**Instructions to follow**
For every line of the material below, check for the string "topic" and return the line if it is there.

**Data shown**

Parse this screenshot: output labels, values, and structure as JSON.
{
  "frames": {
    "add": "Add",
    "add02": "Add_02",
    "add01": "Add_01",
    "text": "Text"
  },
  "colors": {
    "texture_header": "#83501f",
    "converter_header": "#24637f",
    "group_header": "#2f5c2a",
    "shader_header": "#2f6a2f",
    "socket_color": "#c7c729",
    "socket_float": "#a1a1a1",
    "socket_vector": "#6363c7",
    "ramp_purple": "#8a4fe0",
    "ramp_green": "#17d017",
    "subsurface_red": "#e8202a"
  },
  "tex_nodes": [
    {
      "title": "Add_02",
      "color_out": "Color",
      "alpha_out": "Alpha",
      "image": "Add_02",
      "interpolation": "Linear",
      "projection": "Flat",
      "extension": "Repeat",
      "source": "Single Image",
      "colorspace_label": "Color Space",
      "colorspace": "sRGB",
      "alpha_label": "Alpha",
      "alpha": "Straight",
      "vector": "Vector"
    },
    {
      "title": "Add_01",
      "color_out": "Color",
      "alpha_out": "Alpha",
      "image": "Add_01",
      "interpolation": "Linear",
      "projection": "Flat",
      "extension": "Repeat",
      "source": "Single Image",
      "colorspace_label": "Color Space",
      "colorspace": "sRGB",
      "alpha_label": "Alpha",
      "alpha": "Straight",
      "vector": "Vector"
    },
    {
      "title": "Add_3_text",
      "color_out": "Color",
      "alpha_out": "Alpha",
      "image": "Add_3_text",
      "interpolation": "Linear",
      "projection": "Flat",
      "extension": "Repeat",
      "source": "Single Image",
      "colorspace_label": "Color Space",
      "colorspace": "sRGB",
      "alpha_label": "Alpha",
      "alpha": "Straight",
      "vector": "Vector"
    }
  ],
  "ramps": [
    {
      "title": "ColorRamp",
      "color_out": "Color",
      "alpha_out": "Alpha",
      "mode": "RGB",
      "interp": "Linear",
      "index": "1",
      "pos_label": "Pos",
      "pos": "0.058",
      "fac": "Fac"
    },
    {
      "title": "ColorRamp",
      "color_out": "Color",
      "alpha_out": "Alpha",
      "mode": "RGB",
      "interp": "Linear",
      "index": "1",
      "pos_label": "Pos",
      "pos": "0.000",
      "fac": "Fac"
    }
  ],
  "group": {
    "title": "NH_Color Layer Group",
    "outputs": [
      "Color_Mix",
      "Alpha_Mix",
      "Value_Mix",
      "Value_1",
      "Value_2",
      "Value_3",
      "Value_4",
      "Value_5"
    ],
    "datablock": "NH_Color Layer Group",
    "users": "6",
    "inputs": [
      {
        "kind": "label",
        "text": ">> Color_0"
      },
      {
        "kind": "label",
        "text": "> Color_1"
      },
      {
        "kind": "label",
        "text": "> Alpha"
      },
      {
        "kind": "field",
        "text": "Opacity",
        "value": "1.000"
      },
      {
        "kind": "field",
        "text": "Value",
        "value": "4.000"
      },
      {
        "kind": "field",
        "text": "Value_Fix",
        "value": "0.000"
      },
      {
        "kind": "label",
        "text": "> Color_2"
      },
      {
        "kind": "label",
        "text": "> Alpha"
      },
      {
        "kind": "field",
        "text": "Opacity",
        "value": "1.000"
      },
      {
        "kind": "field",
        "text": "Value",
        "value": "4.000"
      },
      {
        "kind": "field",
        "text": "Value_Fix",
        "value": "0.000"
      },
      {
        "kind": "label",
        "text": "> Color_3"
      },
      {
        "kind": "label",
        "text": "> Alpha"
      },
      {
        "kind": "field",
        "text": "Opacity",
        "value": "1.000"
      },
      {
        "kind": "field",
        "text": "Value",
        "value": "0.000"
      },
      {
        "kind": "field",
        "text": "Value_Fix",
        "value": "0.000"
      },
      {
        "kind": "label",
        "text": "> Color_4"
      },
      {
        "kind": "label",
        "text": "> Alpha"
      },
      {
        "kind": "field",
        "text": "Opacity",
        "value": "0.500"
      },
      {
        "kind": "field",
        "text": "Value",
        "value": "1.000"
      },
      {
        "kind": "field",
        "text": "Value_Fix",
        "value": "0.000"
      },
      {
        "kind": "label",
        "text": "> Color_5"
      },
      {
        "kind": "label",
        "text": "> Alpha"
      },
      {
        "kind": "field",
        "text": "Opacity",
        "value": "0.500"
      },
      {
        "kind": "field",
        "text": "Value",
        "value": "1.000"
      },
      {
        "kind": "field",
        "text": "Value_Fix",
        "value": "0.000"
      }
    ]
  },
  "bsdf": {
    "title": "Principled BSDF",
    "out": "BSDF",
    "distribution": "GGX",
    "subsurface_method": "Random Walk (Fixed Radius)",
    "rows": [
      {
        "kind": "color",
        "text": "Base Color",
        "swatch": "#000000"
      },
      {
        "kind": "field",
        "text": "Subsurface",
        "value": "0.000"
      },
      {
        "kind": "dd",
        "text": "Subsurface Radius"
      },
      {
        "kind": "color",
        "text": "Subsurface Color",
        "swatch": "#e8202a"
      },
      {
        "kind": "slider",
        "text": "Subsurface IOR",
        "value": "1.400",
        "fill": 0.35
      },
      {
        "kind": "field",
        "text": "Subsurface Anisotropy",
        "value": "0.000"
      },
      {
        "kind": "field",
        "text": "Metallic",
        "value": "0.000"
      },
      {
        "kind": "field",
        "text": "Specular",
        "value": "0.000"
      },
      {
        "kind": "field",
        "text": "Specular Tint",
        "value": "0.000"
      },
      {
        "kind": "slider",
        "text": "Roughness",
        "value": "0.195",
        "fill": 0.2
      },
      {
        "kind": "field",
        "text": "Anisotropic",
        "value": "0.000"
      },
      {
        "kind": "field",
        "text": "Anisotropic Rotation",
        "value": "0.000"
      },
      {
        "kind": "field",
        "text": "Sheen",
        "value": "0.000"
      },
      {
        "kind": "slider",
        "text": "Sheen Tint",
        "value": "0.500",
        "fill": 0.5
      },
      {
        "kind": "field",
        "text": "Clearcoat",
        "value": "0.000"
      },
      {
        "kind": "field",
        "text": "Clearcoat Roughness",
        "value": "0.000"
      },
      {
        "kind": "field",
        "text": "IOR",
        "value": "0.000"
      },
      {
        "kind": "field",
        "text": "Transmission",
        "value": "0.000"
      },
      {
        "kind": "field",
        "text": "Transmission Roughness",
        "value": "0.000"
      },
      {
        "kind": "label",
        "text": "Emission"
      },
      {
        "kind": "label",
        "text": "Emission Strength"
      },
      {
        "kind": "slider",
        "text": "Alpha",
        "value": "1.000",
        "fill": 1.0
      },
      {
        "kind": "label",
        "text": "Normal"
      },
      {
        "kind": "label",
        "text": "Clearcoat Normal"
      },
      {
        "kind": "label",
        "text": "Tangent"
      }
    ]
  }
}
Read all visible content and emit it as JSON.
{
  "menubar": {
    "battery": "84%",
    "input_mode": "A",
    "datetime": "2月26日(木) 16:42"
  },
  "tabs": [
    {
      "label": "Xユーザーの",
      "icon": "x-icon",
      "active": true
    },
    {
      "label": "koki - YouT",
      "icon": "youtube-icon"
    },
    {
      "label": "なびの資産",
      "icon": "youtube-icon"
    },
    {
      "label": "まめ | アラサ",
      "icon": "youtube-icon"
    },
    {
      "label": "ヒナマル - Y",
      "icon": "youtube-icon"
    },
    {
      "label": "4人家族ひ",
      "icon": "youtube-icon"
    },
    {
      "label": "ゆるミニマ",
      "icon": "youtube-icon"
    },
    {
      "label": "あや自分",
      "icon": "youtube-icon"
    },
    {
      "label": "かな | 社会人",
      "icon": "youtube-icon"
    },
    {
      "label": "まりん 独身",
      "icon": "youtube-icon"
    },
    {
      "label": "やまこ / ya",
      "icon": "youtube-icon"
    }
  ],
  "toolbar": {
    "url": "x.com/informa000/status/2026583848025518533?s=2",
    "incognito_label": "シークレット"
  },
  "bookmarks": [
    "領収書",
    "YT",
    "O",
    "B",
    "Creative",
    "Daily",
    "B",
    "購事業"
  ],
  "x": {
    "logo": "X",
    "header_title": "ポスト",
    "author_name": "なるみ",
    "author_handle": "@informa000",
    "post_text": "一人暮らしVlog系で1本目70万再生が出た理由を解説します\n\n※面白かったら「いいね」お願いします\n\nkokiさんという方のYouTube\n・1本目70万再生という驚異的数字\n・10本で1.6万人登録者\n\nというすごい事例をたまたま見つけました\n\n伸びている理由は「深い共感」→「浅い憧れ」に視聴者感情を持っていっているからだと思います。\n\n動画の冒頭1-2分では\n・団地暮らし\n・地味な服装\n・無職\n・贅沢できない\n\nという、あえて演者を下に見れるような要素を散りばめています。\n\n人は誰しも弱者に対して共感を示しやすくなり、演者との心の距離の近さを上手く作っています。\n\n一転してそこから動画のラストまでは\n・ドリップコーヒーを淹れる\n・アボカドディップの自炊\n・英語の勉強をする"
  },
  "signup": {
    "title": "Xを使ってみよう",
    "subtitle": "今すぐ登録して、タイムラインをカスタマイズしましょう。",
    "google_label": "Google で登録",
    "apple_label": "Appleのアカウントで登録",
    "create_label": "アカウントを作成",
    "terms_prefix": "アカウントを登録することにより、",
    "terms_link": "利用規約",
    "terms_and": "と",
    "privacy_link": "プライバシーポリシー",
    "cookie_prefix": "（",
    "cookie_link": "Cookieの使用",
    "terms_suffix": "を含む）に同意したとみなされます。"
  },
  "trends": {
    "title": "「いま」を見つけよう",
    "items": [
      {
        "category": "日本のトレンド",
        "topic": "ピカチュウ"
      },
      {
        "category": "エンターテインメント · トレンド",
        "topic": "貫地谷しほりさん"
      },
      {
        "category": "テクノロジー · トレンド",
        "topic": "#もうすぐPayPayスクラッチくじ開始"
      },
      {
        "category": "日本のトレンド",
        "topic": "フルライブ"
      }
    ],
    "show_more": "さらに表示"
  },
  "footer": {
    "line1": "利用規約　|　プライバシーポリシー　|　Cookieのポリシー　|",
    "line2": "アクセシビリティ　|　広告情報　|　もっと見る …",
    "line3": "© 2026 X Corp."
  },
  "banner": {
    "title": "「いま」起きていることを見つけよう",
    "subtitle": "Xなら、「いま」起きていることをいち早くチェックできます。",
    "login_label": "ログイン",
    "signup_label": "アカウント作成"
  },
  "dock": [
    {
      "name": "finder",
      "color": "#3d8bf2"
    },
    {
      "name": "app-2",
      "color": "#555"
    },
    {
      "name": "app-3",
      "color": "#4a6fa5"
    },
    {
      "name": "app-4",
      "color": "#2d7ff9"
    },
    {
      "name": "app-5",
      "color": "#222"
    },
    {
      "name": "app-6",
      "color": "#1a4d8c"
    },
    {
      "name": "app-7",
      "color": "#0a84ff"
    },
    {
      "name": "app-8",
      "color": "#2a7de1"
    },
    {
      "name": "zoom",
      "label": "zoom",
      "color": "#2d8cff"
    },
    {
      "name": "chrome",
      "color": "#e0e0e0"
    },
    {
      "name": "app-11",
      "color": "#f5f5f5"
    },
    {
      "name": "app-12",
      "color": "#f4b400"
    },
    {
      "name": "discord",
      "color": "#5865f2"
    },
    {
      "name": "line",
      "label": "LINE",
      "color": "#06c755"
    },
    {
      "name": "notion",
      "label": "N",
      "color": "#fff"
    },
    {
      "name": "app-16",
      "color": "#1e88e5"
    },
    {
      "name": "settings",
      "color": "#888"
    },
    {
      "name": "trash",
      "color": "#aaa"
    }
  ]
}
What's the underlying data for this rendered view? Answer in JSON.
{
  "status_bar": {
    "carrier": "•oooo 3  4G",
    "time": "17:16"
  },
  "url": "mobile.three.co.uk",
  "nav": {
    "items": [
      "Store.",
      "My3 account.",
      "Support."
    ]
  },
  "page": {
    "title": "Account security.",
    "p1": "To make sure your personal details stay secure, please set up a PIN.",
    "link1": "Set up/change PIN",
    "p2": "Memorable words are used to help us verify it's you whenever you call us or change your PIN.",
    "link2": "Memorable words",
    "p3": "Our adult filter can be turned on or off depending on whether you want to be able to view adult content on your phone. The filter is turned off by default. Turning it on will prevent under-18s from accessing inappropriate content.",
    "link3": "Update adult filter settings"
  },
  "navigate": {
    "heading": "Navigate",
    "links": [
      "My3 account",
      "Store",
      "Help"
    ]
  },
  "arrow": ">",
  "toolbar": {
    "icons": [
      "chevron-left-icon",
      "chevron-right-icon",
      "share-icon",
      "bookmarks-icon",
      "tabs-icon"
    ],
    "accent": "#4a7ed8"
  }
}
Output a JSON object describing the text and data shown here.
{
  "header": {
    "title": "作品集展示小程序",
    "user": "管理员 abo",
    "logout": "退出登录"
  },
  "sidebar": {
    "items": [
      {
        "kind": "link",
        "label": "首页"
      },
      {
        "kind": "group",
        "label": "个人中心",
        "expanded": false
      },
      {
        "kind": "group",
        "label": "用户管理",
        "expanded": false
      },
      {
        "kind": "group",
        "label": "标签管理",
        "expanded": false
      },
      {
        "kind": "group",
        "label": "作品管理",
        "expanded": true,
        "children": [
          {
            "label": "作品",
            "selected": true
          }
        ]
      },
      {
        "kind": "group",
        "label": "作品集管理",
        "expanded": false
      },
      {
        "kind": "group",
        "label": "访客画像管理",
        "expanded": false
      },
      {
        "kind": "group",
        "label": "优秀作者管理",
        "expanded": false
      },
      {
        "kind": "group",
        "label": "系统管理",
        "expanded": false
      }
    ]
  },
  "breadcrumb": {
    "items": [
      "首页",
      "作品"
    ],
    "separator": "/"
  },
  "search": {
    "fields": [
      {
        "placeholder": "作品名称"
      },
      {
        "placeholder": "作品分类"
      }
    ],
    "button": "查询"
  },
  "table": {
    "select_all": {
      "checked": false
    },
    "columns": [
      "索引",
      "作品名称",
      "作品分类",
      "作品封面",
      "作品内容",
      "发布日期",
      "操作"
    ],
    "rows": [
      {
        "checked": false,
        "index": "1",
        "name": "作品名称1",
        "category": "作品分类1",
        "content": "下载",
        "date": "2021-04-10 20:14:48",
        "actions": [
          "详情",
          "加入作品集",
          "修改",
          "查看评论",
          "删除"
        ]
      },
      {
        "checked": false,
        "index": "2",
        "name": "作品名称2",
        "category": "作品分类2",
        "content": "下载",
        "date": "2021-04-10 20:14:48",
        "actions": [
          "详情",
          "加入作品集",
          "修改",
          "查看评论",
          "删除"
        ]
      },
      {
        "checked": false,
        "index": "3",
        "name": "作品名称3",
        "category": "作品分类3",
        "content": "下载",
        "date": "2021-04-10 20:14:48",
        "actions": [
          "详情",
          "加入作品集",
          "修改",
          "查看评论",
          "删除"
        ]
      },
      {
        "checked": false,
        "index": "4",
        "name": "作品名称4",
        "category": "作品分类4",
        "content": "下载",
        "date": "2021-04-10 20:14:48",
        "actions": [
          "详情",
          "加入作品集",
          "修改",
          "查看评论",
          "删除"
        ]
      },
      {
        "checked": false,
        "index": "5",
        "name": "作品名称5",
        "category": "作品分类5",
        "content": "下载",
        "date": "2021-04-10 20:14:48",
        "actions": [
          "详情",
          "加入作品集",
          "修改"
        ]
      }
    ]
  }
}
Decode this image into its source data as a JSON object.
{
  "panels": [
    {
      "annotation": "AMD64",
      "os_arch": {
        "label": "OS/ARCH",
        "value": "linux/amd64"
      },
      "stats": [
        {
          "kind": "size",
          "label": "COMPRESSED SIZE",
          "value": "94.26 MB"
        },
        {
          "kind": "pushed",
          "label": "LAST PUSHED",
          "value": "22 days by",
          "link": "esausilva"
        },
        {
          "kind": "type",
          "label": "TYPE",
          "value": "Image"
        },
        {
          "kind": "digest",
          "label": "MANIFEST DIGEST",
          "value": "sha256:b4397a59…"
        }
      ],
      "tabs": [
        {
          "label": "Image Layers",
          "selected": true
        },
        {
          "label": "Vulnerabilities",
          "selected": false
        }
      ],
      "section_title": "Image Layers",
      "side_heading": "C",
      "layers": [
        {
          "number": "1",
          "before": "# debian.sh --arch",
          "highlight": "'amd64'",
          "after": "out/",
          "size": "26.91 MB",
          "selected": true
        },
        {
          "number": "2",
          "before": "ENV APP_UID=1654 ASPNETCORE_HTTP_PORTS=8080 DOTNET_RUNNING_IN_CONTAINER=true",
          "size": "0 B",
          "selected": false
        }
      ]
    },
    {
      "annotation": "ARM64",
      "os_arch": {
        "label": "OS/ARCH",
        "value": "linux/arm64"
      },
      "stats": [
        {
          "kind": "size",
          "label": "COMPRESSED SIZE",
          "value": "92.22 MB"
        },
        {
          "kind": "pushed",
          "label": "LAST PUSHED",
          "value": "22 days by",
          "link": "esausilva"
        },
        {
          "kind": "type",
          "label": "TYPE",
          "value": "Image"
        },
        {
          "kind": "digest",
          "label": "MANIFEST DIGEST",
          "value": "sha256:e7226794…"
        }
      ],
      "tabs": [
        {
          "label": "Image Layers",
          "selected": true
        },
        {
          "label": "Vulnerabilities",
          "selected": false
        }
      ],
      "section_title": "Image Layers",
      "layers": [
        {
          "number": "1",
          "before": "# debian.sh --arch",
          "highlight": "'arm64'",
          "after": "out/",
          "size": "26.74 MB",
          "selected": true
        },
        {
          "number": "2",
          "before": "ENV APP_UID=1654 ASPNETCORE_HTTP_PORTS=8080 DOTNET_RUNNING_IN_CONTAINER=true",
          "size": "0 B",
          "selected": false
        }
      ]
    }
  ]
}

**Task solution**
        "topic": "ピカチュウ"
        "topic": "貫地谷しほりさん"
        "topic": "#もうすぐPayPayスクラッチくじ開始"
        "topic": "フルライブ"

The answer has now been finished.